Records:
++++++

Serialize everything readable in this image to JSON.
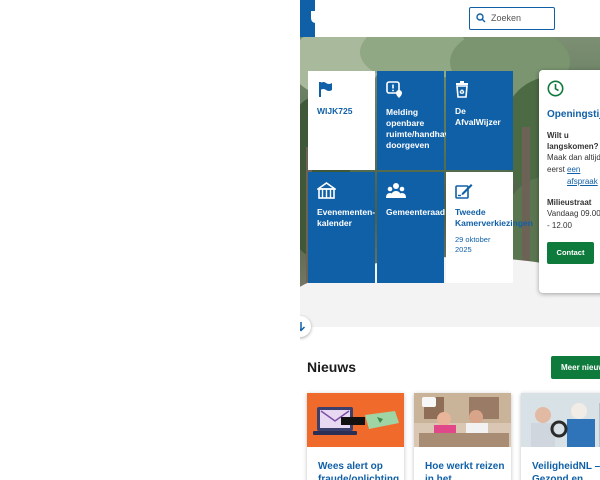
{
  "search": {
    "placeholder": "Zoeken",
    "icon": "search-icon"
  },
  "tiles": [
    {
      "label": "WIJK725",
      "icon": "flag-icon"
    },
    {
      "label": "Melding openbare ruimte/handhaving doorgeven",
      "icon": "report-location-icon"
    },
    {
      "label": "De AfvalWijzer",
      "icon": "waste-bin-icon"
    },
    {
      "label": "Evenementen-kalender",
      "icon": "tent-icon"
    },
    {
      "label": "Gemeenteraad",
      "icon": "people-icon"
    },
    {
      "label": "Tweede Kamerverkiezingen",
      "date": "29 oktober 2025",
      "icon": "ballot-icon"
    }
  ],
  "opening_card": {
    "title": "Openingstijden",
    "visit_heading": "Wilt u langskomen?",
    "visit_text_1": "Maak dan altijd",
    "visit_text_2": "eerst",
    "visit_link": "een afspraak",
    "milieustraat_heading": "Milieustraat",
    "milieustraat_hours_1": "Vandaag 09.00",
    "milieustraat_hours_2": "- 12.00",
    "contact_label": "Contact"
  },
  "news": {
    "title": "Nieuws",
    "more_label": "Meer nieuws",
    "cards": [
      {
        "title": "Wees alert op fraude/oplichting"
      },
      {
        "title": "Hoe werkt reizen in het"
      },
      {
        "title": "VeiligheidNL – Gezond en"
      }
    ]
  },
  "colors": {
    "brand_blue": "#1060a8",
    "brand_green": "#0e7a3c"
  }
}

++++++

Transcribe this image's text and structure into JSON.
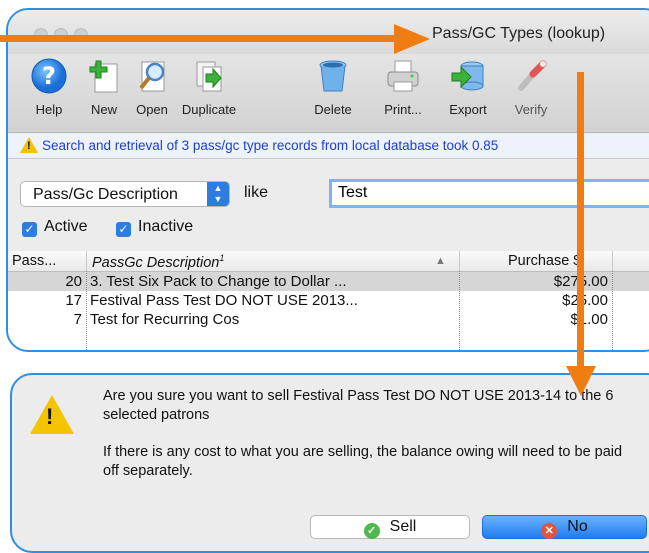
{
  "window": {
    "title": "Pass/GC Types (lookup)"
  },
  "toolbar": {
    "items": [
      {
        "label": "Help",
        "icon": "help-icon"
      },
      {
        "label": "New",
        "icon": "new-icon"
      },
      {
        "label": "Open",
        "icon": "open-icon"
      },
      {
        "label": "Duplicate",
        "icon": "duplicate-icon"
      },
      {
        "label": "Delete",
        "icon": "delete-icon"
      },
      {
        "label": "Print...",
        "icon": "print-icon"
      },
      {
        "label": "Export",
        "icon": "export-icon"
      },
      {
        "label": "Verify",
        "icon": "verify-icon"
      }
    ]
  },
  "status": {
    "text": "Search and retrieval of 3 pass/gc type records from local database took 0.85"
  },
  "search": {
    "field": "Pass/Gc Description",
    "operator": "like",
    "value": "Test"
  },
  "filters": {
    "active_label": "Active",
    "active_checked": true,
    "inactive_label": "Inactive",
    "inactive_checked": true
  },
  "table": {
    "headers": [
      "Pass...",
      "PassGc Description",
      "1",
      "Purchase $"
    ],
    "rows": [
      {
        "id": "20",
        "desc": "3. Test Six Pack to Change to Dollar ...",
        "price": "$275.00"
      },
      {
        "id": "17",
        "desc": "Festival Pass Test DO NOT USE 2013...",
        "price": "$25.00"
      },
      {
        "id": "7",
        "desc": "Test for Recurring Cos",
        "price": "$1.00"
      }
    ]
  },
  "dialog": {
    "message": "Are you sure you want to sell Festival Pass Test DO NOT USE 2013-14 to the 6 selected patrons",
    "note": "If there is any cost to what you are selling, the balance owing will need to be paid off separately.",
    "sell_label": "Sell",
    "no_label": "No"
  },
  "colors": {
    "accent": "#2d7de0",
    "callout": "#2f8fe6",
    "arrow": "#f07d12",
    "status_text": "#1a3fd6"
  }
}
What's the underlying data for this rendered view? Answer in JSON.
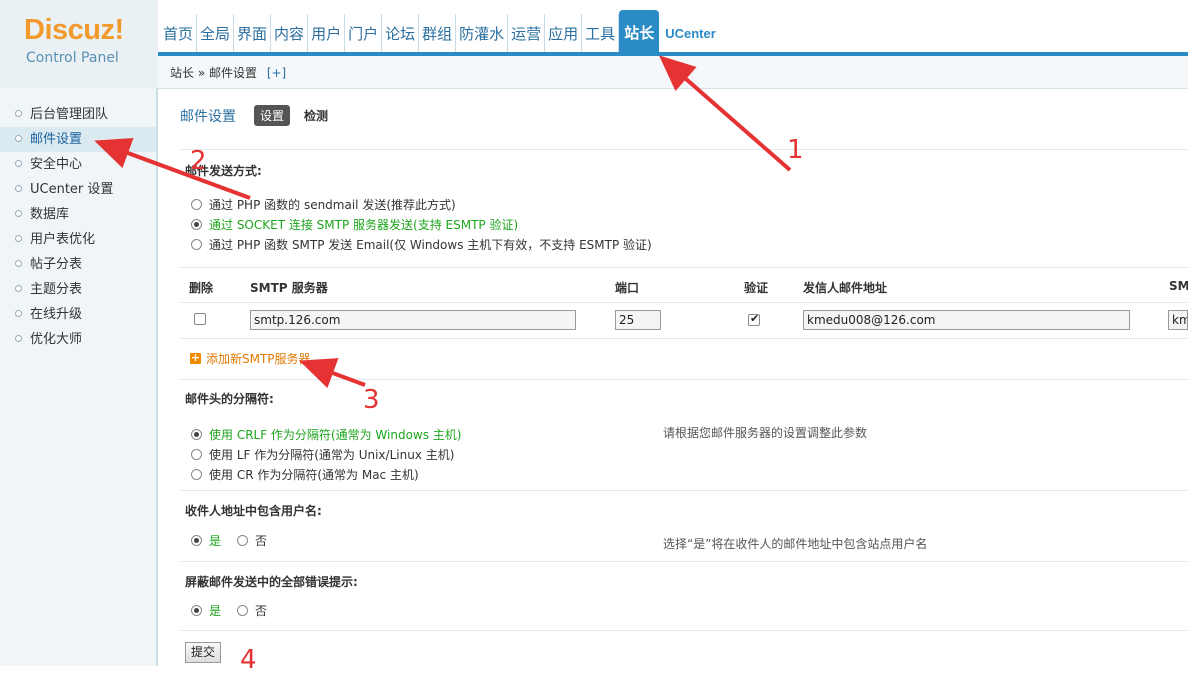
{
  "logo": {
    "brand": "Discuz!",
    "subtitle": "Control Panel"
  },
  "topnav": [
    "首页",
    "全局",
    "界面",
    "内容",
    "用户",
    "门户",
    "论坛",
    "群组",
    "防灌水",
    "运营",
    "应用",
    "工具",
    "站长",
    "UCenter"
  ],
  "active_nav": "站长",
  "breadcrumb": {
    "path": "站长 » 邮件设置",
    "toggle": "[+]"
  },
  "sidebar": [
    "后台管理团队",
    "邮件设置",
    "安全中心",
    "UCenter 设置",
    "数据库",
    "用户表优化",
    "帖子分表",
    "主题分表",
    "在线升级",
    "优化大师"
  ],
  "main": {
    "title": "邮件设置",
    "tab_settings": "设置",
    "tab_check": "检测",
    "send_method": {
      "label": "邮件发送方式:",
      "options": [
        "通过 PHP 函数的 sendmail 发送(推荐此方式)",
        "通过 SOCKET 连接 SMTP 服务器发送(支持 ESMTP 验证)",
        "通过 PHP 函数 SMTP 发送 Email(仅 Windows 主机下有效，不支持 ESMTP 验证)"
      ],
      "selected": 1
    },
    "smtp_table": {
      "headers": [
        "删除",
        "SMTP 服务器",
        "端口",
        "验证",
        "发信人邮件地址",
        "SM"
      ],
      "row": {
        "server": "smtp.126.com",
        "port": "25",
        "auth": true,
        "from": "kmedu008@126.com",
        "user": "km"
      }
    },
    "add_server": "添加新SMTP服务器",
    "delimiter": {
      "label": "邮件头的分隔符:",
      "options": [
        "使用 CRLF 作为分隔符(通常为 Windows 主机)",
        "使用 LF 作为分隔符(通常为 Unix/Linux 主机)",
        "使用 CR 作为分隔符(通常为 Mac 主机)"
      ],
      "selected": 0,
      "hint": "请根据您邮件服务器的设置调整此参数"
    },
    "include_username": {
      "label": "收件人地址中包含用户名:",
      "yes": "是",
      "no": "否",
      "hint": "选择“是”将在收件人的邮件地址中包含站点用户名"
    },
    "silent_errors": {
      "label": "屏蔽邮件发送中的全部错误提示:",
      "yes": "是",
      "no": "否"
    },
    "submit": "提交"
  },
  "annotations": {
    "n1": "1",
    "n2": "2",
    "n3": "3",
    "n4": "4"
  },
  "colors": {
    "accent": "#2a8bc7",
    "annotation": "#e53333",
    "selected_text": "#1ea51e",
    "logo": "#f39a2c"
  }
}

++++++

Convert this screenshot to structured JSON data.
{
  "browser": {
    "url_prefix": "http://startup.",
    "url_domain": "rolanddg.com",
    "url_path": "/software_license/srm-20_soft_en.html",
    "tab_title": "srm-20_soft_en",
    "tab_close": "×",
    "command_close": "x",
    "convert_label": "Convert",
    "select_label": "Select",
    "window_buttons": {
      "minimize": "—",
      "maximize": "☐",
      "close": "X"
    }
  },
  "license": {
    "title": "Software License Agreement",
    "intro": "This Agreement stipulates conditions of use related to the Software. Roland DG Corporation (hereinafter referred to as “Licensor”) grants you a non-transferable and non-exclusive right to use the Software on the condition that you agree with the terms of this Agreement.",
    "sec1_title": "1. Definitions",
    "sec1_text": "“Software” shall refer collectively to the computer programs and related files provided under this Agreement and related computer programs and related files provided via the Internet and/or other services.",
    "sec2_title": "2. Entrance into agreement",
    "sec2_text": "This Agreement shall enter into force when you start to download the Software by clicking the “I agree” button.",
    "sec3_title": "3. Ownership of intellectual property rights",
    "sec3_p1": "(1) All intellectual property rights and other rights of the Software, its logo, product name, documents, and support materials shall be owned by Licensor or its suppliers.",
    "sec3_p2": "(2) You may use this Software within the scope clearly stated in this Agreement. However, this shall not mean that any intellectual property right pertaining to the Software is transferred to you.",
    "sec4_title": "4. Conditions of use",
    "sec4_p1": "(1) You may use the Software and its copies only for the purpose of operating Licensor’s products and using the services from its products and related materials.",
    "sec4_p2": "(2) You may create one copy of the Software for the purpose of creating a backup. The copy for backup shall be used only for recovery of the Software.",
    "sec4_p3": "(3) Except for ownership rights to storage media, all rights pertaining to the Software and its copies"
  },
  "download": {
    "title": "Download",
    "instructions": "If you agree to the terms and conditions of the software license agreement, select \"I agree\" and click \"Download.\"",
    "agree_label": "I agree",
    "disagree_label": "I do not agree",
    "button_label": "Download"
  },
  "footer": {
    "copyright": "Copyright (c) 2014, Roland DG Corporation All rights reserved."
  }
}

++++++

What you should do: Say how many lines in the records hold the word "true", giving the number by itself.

Solution: 3